ABOUT THIS EXERCISE: Whenever a line in the entries includes the word "icon", copy that line out.

THE DATA:
——————

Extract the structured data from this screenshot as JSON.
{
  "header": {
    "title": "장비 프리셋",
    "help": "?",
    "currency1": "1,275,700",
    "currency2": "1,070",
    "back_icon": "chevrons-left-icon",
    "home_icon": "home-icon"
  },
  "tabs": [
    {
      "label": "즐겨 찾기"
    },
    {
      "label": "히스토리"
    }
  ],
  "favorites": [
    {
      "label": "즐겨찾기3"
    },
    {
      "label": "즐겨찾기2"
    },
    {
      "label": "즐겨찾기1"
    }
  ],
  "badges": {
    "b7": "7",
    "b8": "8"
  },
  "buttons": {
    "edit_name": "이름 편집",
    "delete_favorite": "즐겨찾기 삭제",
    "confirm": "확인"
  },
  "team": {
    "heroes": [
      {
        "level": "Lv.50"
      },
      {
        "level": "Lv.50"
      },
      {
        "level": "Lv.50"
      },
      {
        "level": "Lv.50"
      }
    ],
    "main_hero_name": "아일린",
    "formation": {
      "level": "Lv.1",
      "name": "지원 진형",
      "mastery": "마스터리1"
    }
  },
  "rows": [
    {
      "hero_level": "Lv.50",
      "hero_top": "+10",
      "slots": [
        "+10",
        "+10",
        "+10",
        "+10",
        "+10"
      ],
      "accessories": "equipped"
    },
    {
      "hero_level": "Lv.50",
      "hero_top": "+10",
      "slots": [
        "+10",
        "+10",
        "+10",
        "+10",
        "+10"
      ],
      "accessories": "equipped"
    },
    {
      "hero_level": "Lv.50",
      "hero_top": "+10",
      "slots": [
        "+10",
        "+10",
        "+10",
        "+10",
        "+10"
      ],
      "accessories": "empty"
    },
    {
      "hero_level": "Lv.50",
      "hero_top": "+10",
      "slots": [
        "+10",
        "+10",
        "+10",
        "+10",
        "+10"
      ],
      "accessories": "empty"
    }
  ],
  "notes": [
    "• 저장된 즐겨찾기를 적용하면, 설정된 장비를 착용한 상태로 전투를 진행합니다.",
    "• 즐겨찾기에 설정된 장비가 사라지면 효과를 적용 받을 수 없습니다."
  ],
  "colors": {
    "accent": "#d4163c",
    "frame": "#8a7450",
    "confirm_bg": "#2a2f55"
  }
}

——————

TASK RESULT:
    "back_icon": "chevrons-left-icon",
    "home_icon": "home-icon"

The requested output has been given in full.